Are You a “Locavore”?


Farm Notes

Suzie talking about locavores at a recent Mohawk Valley Community College event.

Suzie talking about locavores at a recent Mohawk Valley Community College event.

Have you ever heard of a “locavore”? A term coined back in 2005, it describes a person who eats foods grown locally. Now, “local” can mean different things to different people—say, 50 miles, 100 miles, or even an entire region, but you get the idea…that locavores are people that strive to consume foods that are produced by his or her neighboring farmers. My grandparents, if they were alive today, would most likely scratch their heads in bemusement: “Um… where else would your food come from?”

But today’s modern food system of grocery stores and vast distribution routes is the result of amazing leaps forward in agriculture, shipping efficiencies, and food science. No matter where you live, you can get out-of-season produce like tomatoes and strawberries in the dead of winter. And when you consider how far many of these products have travelled (the average grocery store item has travelled 1,500 miles), they are remarkably inexpensive, unblemished, and available in seemingly limitless quantities. Why would anyone care to be a “locavore”?

I’ll tell you why. Because the farther food has to travel to get to your table, the less satisfying it is…on every level. The flavor and freshness argument is easy to make. Take the strawberry, for instance. Everyone in the Mohawk Valley has had a freshly picked strawberry—perhaps at one of our fabulous you-pick farms at the peak of its season. Remember how that tasted? Now, think back to the last time you bought strawberries from the grocery store in January. Descriptors like “flavorless” and “Styrofoam” come to my mind. They may look beautiful, but they are a far cry from the ripe, juicy local strawberry.

And what about our local economy? If foods are being shipped in from around the world, how does that affect our local, small family farms? If it’s not killing them, it is surely slowly choking them out of existence. OK… as a local farmer, perhaps I’m being a bit dramatic. Let’s consider for a moment, then, how important it is to our overall local economy to spend dollars on locally grown foods. It is well documented that money spent at locally owned independent businesses generates a much greater economic benefit to the community. Called the “local multiplier effect,” studies have found that $0.68 of every dollar spent locally stays local, compared to $0.43 of every dollar spent at a chain or franchise. Other regions have gone so far as to estimate the economic opportunity lost due to imported foods. The Edible Economy Project estimates that central Illinois loses about $5 billion annually because people buy food and agricultural inputs from outside the area.
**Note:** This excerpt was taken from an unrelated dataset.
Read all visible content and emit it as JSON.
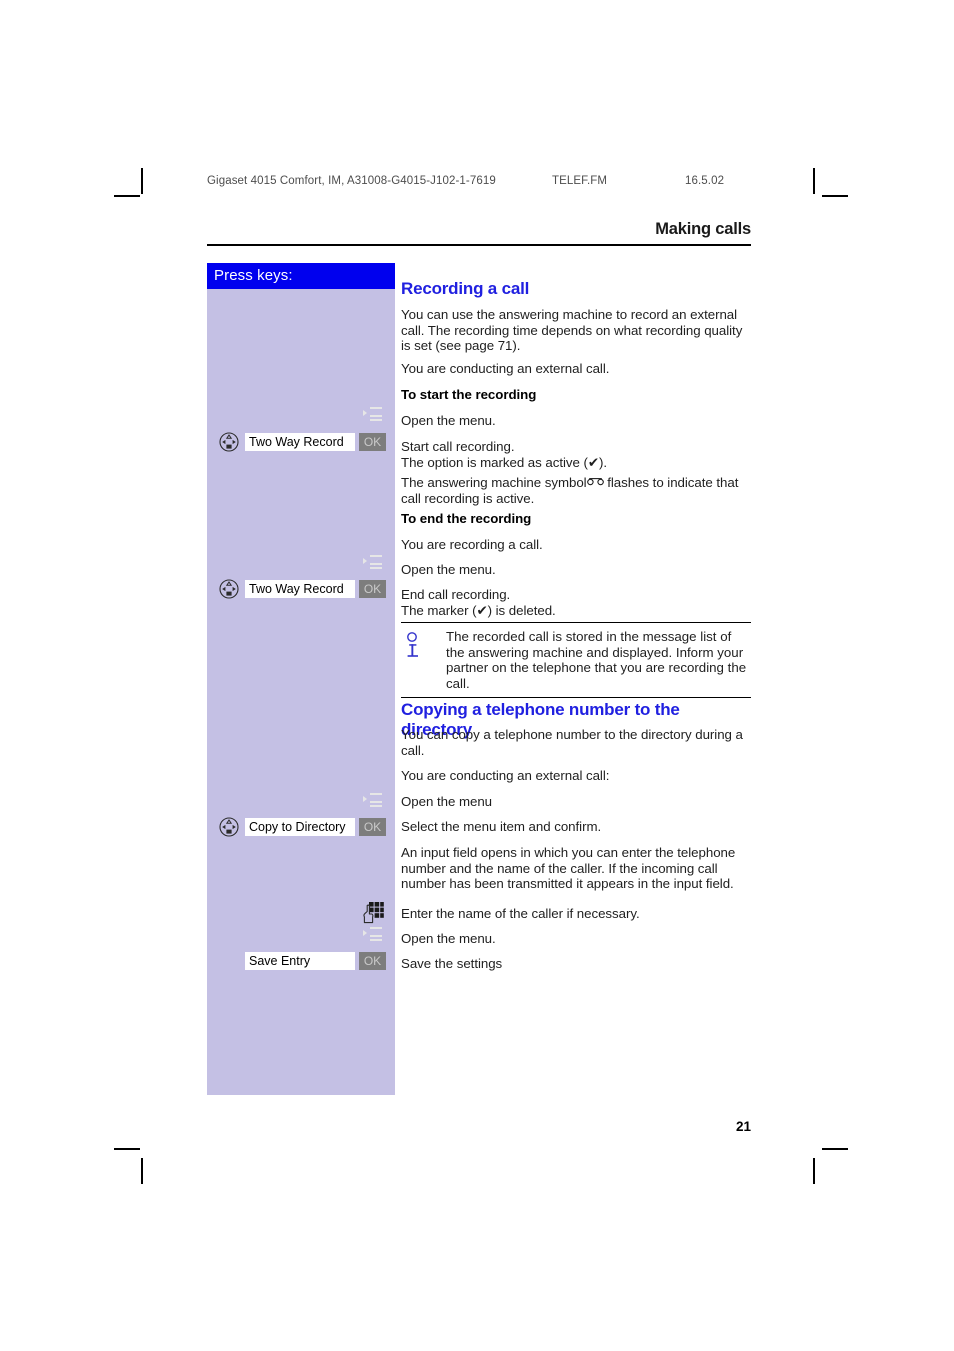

Perhaps not so easy to grasp is the effect our modern food system has had on our connection to our food. In my November article, “I Like a Good Story with my Meal,” I argued that food tastes better when we know more about it. Our addiction to grocery stores filled to the brim with imported goods means we are also spoiled by pretty packaging with descriptive slogans. But there’s no connection to the farmer(s) that grew the product, no identity, no story. Unfortunately, the results of this disconnect can be catastrophic, including abysmal wages and deplorable working conditions for farm laborers thousands of miles away, spinach and meats tainted with e-Coli or Salmonella, and ever-increasing processing speeds in gargantuan slaughterhouses. Consumers don’t know who to trust because we don’t know anything about the foods we are consuming.

Finally, I believe our modern food system has inadvertently taken away some sense of community pride and identity in rural communities. When I was growing up in Wisconsin, everyone knew which cheese shop had the freshest cheese curds, based on what day of the week in was. Each small town was fiercely proud of their local butchers’ summer sausage, and you could tell which part of the state someone was from simply by the bratwurst they ate and the beer they drank. I love that sense of place, of being part of something very real. A region’s food identity is part and parcel to its culture and we are supremely fortunate to live in an area capable of producing a wide variety of high quality foods.

Please, don’t get me wrong! I love coffee, sugar, olive oil and chocolate as much as the next person. And no one wants to see a resurgence of scurvy because we’re not getting the right amount of vitamin C from citrus fruits. But I do think our communities could use a good shot in the arm of “locavore love”. If every Mohawk Valley resident decided they would spend just 10% of their grocery budget on locally grown foods, what would be the result? Can we envision a day when the vast majority of our foods are grown within a few miles of our homes; when our kids don’t leave the area after graduation in search of better jobs? Ask a locavore what they think, and how you can become one, too.